THE PATIO @ CRUSH (455 King West, at Spadina, 416-977-1234) Complete dinners for $85 per person ($45 at lunch), including all taxes, tip and an $8 glass of wine. Average main $30/$15. Open Monday to Friday 11:30 am to 10:30 pm, Saturday 5 to 10:30 pm. Closed Sunday and holidays. Licensed. Access: barrier-free, washrooms in basement. Rating: NNN
I consider myself a bit of a boulevardier. In fact, I'm an authority.
As editor of NOW's Patio Guide, I get to check out every curbside cantina and backyard bote in town. So after a hectic spring schedule of new restaurant launches, I figure I'll take it easy over the summer and review a series of outdoor dining spots. What could be easier? I'll swan about in my usual fashion, drop a few amusing anecdotes, insult the furniture and/or music, mention the food briefly and be home in time for Dr. Phil. A piece of cake, really.
But as every al fresco restaurateur in town can tell you, this summer has been a disaster weather-wise. After last season's SARS paranoia and blackout punch, weeks of unending cold and rain have dampened their hopes for economic recovery. And my easy-street plans.
The Literary Device and I are lucky this August weekday noon on the Parisian terrace of Crush, the King West wine bar, when the sky above is cloudlessly blue and the thermometer hovers several degrees above room temperature. As curmudgeonly Lou Reed might croak, it's such a perfect day.
But things haven't been going so swimmingly at Crush of late. Since it launched two years ago, high-profile chef Masayuki Tamaru has jumped for a corporate gig at Azure in the Intercontinental Hotel (whose Web site modestly calls the French-trained cook the heir apparent to Toronto's culinary throne), and the media-inspired feeding frenzy that accompanied Crush's opening has long since subsided.
Now, long-time sous Scott Kapitan wears the big hat in the former bistro du jour's kitchen, and the once chaotic Lower Manhattan loft-style space has evolved into the sophisticated arena that owner Jamieson Kerr intended all along.
At dinner, those with larger wallets opt for Crush's weekly changing, four-course $58 prix fixe, or expense-account it on mains like leg of caribou with morel sauce and Brussels sprout leaves ($32) or honey-rubbed organic pork sided with an upscale trailer-trashy napoleon of ham hock and mashed potato ($26). The Device and I stick to the less expensive lunchtime card.

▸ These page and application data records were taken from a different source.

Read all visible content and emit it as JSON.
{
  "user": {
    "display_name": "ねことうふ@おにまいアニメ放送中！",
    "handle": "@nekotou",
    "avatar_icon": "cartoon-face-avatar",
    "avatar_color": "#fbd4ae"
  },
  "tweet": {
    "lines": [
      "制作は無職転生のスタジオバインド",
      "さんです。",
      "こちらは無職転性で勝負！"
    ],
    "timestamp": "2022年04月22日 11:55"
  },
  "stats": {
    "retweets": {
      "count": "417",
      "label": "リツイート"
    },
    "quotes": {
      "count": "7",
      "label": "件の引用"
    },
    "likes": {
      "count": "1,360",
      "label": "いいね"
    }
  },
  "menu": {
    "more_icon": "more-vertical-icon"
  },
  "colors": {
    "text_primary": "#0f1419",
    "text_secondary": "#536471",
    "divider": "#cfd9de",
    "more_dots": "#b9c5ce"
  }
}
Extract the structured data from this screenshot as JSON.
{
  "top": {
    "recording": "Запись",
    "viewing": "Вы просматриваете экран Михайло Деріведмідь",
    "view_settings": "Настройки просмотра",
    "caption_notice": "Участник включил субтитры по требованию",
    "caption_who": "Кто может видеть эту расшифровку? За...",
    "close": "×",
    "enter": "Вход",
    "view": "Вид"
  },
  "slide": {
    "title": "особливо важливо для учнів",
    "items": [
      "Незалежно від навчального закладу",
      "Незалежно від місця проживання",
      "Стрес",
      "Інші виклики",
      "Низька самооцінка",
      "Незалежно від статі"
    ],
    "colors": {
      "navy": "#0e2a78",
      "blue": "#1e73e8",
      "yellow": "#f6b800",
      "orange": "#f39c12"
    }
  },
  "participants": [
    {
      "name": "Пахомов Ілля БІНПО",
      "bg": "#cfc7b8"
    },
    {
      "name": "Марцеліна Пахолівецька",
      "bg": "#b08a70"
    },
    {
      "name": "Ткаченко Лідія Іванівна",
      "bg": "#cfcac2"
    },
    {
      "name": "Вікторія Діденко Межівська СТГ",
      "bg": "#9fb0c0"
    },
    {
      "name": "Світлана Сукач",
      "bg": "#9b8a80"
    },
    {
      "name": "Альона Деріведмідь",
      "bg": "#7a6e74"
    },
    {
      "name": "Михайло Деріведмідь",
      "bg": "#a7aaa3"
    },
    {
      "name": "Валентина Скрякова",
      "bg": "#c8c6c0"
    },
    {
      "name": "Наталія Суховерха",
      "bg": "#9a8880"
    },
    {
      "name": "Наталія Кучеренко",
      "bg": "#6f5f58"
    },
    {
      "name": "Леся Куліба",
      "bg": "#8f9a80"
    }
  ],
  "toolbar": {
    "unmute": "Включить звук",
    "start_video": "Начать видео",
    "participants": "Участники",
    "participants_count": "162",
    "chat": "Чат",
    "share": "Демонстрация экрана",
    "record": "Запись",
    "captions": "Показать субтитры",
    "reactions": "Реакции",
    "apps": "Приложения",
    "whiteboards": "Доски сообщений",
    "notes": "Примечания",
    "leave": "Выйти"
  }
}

Crush's narrow, awning-covered verandah is located in the same warehouse courtyard as Brassaii but has a French postcard feel compared to its neighbour's South Beach cool. A server soon arrives bearing a remarkably refreshing bottle of mineral water (Goccia di Carnia, $6.25/750 ml), a basket of very good baguette and a saucer of unsalted butter pats on ice. Whatever will they think of next?
I've been on a Caesar kick of late, so naturally start with Crush's version of the Italian-slash-Mexican salad ($8). We'll give it 6 out of 10, judging it an average if knife-cut mound of dark romaine leaves, sharp shaved grano padano and the occasional crouton. Although its roasted garlic dressing is pleasant enough, the anchovies are AWOL.
The Device makes quick work of her starter, a delicious miniature tower of alternating minced smoked salmon and cookie-esque brioche dolloped with crème frache and garnished with a pair of baby asparagus tips and a delicately poached quail egg ($12 lunch/$14 dinner).
Francophile that she is, the Device surprises me by forgoing the duck confit in favour of Crush's take on steak frites. Next to a sizable pile of first-rate spuds randomly flecked with fresh chervil, her aged flat-iron steak - the ultra-tender top layer of blade - comes glazed with red wine, daubed with tarragon-scented beurre and pre-sliced ($16/$23).
I, on the other hand, have no fear of fowl and polish off my delightful duck confit with strawberry juniper glaze ($18) and its side of young spinach, snappy green beans and barely pickled baby beets in a sherry vinaigrette.
We finish with pastry chef Jackie Vickers's lemon tart ($9), a respectable rendition made tartier by the use of Meyer lemons in its custard and marmalade garnish. And though we adore its buttery meringue puffs and lavender-leaf embellishment, the tart's luscious filling is much too runny to capture completely without resorting to licking the plate clean.
As we do.